From up high, the ongoing management programme is evident, too. Areas previously dominated by spruce are being cleared, tracks are being created and restored to maintain access to hard-to-reach places, and a patchwork of heather decorates the massive landscape.
But as the grouse begin to move, and the beating line – interspersed by the yellow shirts of the keepers – becomes visible on the hillside opposite, you never quite know what you might see. “On one of the drives a group of red deer ran by before the grouse began to arrive in earnest,” said Vicky. “They must’ve been just a stone’s throw away”.
And there’s a real possibility of seeing black game, too. The estate supports a strong population of black grouse, with several well populated leks. Although not shot as a rule on the estate, as numbers rise this will be reassessed – the 2016 season having produced several good broods which have tested the species identification skills of clients.
“This season we broke our grouse day bag record for the third time in five years,” Bruce explained to me, modestly. “But it hasn’t been without its challenges. Snow in June 2015 saw three-quarters of our driven days cancelled – a decision that helped carry the estate through to 2016. It’s fair to say that Glenprosen has always had quality sport to offer, but I would like to think we have now returned to the top flight.”
Indeed, from the honest reviews of those who are rapidly filling up the estates books for next season, perhaps the word ‘Glenprosen’ will soon be uttered along with ‘driven’ and ‘grouse’, when asked the bucket-list question.
Where to stay
There are two lodges available for guests to rent whilst enjoying sport on the estate.

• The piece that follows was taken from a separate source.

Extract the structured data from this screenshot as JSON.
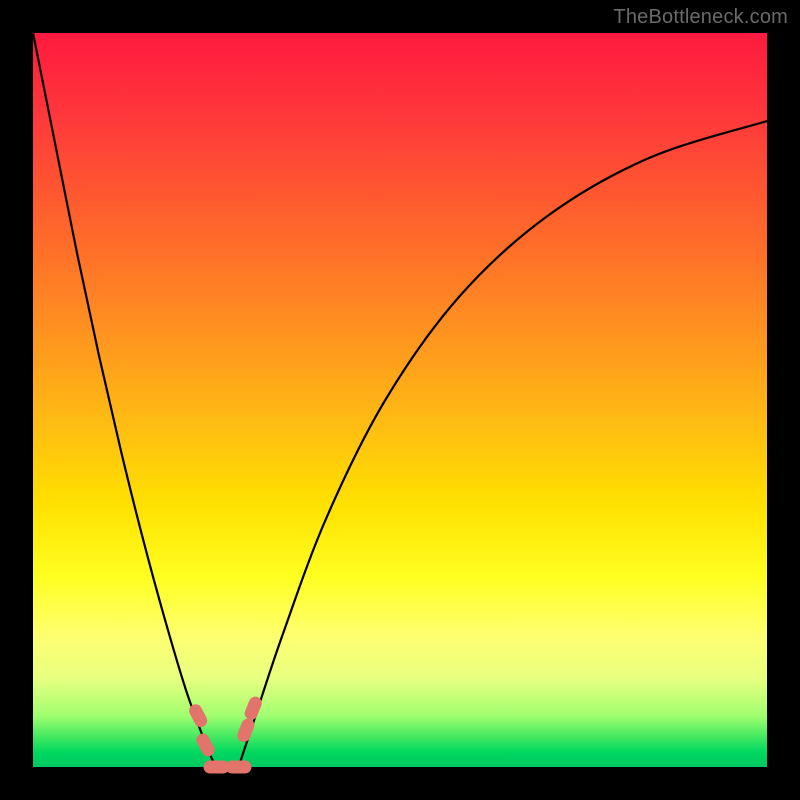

Homebeat Cottage is a sporting lodge which can sleep up to 10 guests between four rooms with views over Prosen Water. Old Craig is a traditional three-bedroom farmhouse that sleeps six.
Many larger parties choose to stay at House of Turin in nearby Kirriemuir. Owner Yvonne Corbett is most accommodating – nothing is too much trouble. One of the couples in John Deakle’s party even decided to renew their vows whilst they were there. A Scottish wedding was arranged – kilts, pipers, haggis, the works.
Booking is available directly through the estate office, or via sporting agents Cotswolds Country Pursuits and George Goldsmith.